■ What needs to be done
Among the entries below, find the lines that hold the word "shield" and report them.

Entries from a dataset of interfaces:
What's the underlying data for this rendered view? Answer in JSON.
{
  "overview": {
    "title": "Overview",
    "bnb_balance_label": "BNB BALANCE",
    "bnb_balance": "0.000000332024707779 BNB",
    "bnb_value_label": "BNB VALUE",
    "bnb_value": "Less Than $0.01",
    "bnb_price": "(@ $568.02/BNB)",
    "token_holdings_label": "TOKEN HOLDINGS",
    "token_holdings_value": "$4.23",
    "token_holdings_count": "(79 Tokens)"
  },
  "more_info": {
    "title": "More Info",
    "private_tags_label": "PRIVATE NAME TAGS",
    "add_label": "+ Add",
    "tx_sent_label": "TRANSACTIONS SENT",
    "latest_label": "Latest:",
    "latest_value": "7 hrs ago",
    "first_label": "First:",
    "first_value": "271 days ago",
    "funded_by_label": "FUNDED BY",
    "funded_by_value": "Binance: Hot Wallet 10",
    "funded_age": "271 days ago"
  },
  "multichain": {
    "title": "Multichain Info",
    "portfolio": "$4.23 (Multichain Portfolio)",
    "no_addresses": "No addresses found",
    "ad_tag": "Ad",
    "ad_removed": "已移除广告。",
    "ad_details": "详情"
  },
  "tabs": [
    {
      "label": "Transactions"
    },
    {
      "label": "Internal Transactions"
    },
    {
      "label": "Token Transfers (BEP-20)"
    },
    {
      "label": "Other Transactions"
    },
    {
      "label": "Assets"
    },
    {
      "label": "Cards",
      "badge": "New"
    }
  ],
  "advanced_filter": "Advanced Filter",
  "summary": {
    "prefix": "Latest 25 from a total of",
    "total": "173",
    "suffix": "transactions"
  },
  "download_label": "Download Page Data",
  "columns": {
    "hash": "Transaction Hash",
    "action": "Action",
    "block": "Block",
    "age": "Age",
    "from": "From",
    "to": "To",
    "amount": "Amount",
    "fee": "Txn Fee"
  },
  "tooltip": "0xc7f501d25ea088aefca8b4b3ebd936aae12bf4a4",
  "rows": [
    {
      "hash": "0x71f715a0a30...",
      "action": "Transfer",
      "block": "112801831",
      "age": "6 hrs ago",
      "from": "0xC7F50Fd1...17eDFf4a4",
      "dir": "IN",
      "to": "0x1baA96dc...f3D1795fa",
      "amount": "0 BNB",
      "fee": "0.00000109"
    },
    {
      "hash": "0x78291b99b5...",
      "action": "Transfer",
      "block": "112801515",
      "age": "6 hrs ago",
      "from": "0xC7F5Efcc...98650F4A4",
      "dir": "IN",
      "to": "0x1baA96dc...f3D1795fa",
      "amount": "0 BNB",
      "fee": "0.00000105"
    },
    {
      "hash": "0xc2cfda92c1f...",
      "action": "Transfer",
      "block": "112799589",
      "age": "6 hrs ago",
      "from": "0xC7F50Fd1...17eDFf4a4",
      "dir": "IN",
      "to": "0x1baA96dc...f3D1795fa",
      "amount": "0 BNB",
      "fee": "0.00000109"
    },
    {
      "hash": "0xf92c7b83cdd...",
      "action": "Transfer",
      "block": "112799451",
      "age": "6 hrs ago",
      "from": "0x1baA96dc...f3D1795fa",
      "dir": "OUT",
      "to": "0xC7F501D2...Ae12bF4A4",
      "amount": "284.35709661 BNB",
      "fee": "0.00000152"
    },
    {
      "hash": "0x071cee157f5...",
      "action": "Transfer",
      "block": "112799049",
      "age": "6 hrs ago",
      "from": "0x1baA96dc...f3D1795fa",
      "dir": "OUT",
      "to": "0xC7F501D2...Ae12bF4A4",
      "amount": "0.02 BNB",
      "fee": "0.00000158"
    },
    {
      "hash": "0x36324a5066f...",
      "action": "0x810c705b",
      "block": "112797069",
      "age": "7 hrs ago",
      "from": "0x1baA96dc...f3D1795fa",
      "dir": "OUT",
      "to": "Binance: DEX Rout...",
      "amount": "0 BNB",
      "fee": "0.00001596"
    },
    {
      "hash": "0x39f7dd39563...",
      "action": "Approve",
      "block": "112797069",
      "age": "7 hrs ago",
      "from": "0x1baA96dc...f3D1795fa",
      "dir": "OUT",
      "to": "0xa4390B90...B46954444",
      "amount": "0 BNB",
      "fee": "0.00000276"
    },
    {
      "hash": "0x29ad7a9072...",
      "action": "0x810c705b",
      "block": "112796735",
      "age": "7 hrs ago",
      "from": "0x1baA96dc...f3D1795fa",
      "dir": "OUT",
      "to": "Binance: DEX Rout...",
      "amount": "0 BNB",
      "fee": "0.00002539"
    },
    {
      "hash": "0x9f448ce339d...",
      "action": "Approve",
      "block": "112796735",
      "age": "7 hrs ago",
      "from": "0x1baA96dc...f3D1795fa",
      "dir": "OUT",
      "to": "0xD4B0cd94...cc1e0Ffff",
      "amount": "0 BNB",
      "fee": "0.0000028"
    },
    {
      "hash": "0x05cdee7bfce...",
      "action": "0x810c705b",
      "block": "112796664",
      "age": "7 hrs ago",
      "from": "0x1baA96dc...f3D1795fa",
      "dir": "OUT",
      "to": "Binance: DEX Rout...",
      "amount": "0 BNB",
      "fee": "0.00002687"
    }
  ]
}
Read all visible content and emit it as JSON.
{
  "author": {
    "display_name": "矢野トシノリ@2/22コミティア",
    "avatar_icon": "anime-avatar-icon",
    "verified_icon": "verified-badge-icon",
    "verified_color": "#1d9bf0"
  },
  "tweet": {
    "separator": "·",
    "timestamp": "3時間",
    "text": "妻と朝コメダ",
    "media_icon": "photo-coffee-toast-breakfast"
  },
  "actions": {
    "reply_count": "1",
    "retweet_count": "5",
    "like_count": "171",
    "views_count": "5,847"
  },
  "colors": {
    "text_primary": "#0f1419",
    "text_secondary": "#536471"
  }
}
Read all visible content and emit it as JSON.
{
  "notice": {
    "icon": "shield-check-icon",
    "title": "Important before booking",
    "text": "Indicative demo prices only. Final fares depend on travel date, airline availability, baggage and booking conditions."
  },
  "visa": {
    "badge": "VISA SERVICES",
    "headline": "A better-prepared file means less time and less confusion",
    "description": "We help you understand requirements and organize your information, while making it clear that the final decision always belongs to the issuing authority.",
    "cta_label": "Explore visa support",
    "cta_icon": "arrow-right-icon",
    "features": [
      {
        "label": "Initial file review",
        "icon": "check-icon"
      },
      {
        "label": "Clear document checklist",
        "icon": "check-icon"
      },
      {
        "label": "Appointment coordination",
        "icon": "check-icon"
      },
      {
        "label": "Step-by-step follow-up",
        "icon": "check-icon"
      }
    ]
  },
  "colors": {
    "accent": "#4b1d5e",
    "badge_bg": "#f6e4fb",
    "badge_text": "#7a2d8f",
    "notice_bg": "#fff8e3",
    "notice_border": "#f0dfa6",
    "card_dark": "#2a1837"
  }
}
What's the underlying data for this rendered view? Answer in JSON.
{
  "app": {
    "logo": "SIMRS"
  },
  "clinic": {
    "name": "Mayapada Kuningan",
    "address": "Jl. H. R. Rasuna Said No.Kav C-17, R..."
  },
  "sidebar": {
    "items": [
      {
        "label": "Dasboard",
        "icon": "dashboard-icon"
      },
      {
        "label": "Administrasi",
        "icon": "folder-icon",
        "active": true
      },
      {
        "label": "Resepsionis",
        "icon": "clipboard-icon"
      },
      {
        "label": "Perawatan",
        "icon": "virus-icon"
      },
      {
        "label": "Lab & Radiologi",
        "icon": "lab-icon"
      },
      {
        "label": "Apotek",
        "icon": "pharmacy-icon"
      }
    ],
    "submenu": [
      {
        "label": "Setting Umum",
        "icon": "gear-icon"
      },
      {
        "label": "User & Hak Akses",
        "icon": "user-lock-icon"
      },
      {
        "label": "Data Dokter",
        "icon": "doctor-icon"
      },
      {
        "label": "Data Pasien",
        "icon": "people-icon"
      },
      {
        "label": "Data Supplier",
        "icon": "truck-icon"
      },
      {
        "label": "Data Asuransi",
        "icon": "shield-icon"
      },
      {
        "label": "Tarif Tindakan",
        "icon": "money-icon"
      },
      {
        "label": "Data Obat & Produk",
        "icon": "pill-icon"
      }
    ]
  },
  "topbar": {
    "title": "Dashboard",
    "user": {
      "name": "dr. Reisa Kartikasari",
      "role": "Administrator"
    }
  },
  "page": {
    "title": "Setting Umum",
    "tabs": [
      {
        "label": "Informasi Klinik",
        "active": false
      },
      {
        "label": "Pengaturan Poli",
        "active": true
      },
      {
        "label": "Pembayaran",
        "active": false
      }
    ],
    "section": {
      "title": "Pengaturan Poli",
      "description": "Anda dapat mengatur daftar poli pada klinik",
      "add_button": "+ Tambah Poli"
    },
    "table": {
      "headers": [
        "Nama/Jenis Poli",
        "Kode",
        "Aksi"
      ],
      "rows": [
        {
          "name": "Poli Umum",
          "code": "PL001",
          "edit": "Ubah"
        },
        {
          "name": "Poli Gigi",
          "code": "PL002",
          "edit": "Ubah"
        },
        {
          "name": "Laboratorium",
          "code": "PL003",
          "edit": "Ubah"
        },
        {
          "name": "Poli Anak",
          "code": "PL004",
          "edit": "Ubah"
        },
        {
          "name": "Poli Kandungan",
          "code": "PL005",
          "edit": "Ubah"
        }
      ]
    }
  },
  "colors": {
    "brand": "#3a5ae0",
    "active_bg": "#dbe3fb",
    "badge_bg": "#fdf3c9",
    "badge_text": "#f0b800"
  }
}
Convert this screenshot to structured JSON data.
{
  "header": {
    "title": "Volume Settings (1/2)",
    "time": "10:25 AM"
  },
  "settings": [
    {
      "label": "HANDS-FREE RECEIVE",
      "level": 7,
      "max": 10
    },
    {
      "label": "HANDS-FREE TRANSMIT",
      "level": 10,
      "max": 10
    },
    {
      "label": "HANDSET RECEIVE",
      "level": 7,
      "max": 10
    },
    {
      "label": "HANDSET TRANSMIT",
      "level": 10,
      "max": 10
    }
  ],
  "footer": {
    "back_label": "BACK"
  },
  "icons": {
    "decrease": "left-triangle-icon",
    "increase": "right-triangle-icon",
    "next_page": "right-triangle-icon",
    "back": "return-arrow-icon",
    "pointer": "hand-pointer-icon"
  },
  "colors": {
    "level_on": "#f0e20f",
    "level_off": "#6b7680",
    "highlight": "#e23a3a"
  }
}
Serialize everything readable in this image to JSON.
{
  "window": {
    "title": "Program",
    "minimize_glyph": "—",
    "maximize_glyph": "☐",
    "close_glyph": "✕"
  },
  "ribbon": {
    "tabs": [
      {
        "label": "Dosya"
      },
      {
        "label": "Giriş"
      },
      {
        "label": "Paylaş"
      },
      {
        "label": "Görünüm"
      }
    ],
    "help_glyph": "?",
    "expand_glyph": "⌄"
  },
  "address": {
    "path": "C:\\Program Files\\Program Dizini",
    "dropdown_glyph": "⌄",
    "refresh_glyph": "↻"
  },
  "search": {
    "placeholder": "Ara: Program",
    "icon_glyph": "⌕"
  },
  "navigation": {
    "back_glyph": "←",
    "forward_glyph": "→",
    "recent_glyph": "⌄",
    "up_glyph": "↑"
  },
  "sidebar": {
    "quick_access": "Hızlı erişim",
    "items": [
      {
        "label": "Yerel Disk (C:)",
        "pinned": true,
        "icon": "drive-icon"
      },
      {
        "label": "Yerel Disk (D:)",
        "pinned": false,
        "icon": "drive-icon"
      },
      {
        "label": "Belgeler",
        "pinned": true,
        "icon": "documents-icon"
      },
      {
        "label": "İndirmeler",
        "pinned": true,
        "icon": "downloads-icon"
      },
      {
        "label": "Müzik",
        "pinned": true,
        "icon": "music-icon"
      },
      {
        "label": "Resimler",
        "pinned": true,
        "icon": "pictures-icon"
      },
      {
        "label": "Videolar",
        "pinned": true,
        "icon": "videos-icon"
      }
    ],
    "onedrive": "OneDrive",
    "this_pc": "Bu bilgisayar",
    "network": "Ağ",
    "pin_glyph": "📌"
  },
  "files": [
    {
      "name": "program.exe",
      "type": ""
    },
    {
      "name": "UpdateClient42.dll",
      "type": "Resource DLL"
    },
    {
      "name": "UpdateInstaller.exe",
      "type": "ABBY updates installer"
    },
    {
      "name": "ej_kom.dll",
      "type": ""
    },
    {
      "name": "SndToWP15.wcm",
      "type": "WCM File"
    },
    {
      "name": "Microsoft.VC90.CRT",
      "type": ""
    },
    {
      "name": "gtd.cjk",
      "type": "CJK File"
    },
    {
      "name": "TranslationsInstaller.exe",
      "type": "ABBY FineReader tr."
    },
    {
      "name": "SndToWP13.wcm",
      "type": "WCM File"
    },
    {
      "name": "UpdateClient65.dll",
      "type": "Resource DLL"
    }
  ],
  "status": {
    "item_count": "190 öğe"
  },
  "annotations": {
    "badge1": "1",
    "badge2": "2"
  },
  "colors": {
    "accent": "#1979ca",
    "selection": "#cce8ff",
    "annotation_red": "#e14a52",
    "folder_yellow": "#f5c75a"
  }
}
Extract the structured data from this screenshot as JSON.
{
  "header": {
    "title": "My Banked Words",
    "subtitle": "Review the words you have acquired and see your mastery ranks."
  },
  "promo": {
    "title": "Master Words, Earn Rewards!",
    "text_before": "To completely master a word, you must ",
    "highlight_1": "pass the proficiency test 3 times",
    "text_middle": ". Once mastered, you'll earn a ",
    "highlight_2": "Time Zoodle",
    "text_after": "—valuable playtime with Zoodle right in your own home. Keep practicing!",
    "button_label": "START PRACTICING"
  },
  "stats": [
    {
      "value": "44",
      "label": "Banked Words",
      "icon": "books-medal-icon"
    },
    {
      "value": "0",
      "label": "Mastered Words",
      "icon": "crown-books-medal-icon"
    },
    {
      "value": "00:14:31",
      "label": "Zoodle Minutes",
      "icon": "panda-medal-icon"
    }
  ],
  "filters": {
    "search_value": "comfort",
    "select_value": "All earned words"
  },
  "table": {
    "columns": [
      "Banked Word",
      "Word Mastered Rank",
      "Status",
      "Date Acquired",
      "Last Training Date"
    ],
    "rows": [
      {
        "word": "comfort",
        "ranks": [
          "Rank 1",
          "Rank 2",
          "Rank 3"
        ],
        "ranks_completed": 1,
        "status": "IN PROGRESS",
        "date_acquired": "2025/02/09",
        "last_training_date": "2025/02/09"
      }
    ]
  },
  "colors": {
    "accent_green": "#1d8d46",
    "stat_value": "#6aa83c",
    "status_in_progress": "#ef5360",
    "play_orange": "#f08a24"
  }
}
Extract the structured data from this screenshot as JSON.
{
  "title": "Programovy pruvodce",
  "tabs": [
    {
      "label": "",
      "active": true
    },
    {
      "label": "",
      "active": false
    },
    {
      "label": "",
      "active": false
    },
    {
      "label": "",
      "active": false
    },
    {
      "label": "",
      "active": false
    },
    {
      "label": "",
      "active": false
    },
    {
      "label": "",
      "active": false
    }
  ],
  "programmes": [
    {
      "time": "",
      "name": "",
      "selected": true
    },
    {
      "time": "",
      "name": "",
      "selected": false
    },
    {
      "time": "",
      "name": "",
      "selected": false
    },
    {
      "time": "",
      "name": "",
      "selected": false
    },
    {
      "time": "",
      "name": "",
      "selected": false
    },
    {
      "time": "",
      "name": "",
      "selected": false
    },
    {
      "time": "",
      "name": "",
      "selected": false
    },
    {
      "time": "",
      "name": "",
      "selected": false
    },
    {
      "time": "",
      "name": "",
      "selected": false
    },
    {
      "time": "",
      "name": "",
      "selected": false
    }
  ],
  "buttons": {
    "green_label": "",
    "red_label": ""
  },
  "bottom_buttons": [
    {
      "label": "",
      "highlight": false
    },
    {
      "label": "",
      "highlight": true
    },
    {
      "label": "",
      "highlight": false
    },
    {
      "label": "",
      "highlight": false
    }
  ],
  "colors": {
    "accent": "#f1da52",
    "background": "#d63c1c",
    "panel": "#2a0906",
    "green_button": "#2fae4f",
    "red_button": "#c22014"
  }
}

■ Response
    "icon": "shield-check-icon",
        "icon": "shield-icon"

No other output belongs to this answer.